Task goal: Go through the data below and gather each line containing "default".

^^^^^^^^^^^^^^^^

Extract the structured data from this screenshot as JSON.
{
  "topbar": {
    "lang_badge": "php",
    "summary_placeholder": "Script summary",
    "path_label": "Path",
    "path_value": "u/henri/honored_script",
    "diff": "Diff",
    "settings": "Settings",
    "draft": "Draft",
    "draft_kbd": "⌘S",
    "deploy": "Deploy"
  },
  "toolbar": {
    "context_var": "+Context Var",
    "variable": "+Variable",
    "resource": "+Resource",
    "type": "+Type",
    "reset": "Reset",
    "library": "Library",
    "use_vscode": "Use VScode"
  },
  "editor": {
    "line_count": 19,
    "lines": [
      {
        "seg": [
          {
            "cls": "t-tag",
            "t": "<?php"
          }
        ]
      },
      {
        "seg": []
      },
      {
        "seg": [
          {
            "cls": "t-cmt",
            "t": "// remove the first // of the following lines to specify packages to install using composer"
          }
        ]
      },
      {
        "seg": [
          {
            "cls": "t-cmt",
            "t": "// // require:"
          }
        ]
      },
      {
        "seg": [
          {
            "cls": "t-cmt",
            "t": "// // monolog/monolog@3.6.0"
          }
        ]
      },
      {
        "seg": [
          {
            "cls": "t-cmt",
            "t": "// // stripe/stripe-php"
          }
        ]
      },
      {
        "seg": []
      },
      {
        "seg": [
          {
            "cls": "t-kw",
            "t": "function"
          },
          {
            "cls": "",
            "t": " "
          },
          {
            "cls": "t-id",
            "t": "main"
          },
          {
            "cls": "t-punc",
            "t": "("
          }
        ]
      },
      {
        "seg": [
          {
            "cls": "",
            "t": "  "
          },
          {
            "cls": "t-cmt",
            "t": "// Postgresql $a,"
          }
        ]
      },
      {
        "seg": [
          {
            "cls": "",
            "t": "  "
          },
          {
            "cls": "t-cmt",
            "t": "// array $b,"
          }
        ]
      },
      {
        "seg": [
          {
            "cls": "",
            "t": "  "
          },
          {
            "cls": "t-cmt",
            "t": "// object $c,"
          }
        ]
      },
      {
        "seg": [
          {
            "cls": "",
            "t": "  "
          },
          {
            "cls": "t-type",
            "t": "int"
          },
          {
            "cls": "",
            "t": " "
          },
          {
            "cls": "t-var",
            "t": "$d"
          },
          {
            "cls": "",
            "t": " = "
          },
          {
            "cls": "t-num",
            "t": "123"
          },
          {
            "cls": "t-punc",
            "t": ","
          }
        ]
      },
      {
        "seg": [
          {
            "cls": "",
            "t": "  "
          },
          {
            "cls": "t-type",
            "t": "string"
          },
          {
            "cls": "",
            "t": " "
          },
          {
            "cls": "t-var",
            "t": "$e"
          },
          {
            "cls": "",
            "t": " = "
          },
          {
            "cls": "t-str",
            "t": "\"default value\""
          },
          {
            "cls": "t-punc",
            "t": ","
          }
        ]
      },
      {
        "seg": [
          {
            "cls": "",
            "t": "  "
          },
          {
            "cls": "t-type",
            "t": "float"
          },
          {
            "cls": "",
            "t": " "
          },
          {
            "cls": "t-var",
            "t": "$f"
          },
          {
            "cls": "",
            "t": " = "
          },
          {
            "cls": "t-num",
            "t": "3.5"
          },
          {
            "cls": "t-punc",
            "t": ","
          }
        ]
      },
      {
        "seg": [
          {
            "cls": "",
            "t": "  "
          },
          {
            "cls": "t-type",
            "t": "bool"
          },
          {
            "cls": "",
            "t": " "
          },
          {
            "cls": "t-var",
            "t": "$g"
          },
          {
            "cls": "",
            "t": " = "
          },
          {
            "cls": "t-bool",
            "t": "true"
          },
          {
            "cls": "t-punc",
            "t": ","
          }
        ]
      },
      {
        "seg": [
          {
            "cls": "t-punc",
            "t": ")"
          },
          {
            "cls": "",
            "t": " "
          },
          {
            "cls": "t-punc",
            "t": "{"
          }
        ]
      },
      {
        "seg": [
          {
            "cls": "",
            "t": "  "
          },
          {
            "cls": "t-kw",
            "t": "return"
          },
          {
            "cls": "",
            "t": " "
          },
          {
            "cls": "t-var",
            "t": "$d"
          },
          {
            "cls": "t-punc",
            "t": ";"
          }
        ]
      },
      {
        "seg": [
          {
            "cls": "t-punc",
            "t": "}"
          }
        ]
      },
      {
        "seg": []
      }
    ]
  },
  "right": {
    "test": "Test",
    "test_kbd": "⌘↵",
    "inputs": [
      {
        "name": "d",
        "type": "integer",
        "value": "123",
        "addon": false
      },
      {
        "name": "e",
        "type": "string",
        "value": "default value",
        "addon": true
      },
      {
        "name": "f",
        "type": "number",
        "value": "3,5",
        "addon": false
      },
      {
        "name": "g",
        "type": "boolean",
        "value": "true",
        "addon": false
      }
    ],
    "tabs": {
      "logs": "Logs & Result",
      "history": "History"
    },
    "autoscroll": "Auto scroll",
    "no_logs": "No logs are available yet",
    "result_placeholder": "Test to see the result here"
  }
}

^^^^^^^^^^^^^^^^

Result of the task:
            "t": "\"default value\""
        "value": "default value",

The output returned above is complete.